> **Exercise**
Give the count of lines in the records below that contain "package", and say nothing more.

[Entries shown — start]

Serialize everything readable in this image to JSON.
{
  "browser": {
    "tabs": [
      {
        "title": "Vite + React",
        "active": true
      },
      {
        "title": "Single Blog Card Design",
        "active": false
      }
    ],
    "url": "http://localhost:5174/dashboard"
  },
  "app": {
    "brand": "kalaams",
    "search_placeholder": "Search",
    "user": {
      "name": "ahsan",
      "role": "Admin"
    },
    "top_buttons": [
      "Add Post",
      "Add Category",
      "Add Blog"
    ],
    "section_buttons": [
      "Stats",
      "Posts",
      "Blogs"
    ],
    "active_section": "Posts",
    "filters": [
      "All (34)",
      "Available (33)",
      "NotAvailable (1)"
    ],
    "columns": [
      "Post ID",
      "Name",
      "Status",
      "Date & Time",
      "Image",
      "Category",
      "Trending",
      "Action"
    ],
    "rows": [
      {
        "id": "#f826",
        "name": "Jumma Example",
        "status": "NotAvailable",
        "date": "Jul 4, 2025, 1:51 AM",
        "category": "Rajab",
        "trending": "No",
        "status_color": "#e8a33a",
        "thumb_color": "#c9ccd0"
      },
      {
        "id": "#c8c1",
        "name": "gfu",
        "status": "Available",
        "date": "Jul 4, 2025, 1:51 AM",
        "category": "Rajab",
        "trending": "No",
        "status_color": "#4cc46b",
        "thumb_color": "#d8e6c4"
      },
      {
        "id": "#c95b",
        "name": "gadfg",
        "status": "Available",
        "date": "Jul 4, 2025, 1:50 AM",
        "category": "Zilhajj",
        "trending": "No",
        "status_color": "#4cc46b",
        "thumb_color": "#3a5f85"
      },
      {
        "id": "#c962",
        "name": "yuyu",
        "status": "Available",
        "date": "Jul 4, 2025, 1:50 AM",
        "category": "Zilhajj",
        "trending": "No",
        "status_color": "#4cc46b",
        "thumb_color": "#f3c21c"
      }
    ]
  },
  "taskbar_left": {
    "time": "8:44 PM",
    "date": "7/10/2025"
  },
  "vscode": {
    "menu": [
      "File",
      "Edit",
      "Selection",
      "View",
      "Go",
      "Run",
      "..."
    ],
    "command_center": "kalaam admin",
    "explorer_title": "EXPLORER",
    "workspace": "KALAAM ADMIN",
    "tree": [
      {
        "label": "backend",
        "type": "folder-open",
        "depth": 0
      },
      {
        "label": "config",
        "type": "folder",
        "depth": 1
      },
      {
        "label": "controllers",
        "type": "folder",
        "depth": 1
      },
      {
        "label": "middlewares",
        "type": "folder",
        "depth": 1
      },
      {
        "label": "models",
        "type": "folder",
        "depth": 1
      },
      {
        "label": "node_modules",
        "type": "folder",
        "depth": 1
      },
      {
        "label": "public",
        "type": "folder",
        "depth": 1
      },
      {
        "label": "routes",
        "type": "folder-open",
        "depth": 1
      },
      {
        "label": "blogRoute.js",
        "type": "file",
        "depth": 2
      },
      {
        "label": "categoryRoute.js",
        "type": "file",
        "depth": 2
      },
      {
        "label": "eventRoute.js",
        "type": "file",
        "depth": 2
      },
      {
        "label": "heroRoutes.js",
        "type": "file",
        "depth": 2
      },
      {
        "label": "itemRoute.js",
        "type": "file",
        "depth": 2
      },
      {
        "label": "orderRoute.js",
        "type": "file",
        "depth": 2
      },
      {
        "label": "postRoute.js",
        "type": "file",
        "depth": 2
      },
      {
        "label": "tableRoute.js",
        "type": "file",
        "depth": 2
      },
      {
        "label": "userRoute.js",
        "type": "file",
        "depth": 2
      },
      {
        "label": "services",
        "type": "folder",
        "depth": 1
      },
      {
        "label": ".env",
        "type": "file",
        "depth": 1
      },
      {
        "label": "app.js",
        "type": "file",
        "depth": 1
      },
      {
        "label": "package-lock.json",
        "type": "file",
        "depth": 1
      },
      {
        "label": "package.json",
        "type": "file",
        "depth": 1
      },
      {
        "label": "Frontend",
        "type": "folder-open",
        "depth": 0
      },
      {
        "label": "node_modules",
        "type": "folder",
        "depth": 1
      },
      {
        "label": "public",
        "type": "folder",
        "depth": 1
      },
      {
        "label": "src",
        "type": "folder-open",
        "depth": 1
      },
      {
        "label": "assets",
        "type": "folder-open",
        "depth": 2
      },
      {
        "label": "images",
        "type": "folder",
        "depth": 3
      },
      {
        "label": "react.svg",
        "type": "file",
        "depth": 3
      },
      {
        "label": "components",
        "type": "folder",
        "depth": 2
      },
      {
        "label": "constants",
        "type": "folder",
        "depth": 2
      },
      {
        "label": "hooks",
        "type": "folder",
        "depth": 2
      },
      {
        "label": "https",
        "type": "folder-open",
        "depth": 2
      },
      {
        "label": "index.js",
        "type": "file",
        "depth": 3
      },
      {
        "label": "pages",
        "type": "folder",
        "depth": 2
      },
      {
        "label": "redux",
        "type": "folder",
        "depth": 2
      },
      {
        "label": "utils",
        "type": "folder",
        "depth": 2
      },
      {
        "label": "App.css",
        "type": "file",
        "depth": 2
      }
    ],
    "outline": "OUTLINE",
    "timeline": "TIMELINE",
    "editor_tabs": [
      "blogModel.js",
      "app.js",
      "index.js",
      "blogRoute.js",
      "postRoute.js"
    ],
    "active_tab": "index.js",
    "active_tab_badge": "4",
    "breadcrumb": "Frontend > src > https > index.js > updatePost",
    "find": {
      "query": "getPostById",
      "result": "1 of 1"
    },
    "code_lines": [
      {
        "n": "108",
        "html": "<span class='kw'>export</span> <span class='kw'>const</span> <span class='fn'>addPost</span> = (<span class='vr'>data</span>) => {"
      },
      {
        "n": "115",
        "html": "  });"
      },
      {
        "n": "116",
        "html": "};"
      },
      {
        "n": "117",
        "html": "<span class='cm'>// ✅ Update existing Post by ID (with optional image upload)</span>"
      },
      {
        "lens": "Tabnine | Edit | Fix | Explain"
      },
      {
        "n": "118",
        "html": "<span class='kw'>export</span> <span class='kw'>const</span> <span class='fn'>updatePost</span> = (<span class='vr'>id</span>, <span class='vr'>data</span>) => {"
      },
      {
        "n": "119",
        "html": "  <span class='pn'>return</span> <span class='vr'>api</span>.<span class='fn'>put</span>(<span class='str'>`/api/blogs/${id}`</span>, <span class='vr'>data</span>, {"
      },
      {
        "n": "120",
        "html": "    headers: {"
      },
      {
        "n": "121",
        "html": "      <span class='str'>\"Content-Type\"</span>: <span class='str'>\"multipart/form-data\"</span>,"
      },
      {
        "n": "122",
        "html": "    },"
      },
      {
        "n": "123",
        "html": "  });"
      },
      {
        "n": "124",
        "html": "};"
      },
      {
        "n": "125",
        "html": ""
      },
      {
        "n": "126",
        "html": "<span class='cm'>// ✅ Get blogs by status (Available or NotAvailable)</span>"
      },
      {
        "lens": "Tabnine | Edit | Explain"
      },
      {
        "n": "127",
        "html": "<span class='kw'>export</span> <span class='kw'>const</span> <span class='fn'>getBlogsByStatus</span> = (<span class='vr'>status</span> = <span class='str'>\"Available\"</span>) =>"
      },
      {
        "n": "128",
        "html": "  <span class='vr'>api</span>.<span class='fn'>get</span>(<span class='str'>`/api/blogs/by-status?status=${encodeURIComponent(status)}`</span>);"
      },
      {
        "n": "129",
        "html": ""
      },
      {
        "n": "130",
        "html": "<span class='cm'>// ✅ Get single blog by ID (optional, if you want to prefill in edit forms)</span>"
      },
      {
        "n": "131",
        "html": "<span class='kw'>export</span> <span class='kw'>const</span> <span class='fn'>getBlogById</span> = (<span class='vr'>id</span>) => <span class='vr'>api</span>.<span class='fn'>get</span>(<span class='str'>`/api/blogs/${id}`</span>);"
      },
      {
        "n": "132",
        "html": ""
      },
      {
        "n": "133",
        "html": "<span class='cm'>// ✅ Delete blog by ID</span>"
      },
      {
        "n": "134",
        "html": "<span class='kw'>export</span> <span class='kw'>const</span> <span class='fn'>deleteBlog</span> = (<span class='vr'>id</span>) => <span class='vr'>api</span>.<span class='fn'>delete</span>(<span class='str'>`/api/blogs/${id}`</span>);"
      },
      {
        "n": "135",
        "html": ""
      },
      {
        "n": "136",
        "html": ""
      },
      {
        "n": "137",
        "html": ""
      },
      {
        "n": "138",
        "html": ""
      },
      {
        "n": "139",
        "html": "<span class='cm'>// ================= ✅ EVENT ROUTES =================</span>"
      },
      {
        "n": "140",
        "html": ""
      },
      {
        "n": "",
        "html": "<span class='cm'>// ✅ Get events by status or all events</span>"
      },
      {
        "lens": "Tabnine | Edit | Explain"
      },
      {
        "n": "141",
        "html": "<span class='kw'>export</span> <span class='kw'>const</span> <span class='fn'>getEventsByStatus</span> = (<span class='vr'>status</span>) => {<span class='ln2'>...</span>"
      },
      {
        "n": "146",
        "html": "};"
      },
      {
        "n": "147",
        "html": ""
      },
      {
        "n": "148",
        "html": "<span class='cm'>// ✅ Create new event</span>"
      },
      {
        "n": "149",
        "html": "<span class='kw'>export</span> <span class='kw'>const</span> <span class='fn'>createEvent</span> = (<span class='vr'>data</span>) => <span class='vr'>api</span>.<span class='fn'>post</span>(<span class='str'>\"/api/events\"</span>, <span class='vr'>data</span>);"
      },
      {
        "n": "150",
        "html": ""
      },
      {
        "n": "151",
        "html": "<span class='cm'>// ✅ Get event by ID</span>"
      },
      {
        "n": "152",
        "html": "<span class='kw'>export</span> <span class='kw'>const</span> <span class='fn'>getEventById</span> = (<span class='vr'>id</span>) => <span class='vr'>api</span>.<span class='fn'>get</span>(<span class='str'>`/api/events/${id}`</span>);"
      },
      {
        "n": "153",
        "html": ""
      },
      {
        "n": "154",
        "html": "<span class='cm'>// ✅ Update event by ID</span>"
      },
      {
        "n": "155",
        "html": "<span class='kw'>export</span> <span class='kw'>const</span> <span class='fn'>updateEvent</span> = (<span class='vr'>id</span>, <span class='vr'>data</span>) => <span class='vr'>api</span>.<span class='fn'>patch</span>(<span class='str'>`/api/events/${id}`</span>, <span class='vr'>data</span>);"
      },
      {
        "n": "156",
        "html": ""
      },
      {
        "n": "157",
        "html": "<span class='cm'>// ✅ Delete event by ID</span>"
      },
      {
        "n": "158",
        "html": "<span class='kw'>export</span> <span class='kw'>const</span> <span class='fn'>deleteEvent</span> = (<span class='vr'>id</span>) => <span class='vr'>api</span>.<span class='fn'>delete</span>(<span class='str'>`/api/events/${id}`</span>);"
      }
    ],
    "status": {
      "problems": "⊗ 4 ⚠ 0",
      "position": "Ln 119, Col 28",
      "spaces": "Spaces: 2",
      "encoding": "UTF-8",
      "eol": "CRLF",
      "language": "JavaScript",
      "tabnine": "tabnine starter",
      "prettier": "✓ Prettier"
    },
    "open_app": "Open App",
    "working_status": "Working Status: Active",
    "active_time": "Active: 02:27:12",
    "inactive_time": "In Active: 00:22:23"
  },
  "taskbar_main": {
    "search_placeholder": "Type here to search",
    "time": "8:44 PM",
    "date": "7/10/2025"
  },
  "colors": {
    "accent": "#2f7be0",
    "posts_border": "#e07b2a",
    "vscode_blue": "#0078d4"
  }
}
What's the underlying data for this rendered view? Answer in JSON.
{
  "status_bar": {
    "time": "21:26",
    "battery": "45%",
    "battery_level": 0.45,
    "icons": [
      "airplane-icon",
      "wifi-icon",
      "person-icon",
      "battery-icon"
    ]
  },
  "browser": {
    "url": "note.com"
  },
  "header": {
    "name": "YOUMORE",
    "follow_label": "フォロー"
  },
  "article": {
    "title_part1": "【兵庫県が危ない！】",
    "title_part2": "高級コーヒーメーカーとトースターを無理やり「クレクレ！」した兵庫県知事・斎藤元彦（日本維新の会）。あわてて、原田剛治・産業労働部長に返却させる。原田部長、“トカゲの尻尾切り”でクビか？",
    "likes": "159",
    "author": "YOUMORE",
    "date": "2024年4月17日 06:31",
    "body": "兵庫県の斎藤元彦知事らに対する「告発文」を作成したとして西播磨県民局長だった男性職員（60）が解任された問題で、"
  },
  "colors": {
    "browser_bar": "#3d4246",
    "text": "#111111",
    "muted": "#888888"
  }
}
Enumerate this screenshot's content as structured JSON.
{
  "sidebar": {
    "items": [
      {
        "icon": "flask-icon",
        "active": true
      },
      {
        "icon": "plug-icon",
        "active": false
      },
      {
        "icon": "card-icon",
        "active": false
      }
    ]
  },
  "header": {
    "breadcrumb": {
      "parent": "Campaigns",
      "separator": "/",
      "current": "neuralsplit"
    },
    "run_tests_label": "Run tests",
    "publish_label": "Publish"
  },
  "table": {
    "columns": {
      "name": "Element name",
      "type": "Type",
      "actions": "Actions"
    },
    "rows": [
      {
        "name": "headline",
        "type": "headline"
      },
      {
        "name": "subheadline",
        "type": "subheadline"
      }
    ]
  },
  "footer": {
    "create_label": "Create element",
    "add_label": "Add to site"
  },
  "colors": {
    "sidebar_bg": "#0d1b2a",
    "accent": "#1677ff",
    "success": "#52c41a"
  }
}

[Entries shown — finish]

> **Output of the task**
2